Chinese investment data also highlighted low business confidence as private investment decreased 2.3% y/y in July. Real estate was the weakest sector, with an 8.5% fall in investment between January and July compared to the same period last year. The difficulties of Country Garden and Evergrande, two of China’s largest property developers, also highlighted real estate weakness in August.
To address these difficulties as well as deflationary risks, the People’s Bank of China (PBoC) lowered its interest rate twice in August, but so far credit demand remains weak. At the end of the month, Bejing also took several initiatives to support financial markets, such as halving the stamp duty on stock trading. Despite these measures the Renminbi lost 1.6% against the US dollar over the month, while the CSI 300 index dropped 6.2%.
In Japan, the economy expanded by 6.0% q/q in the second quarter of 2023 on the back of a strong contribution from net trade. Activity indicators such as the Tankan index point to a continuation of this strong momentum in coming months. Japan also seems to be turning the page on its deflationary period, with core CPI up 10 bps to 4.3% y/y in July and spring (Shunto) wage negotiations leading to the biggest wage increases in 30 years. Compared to other markets, Japanese equities proved relatively resilient in August as the Topix posted a modest gain of 0.41%.
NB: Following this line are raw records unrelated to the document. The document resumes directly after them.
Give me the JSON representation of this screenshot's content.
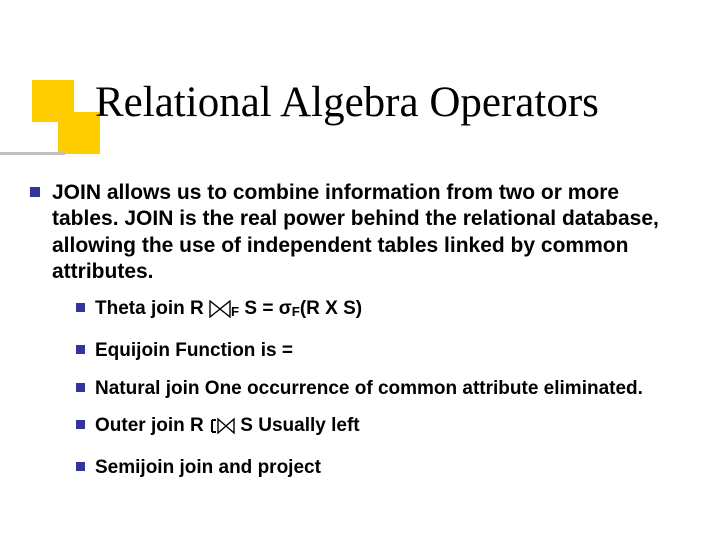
{
  "title": "Relational Algebra Operators",
  "main_text": "JOIN allows us to combine information from two or more tables. JOIN is the real power behind the relational database, allowing the use of independent tables linked by common attributes.",
  "items": [
    {
      "prefix": "Theta join  R ",
      "sym": "theta",
      "mid": " S  =  σ",
      "sub": "F",
      "suffix": "(R X S)"
    },
    {
      "prefix": "Equijoin  Function is ="
    },
    {
      "prefix": "Natural join   One occurrence of common attribute eliminated."
    },
    {
      "prefix": "Outer join R ",
      "sym": "outer",
      "mid": "  S      Usually left"
    },
    {
      "prefix": "Semijoin  join and project"
    }
  ],
  "theta_sub": "F"
}
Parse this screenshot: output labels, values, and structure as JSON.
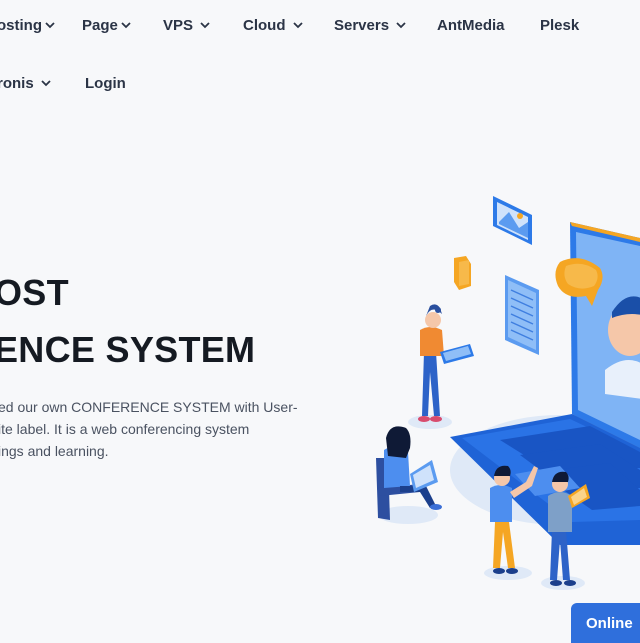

Exhibit 4: Fixed income government bond returns
As discussed in our mid-year outlook, market expectations for a “Goldilocks” scenario that supported global markets until the end of July were probably too good to be true. To some extent, August’s volatility highlighted that a growing number of investors seem to share the same concern.
China’s difficulties will inevitably weigh on the global economy in the coming months, given the country contributes almost a third of global growth. At the same time, even though inflation pressures are receding, risks have not entirely disappeared and central banks will likely have to maintain restrictive policies beyond 2023.
In this context, we continue to believe that investors should remain well diversified with a focus on quality.
Exhibit 5: Index returns for August 2023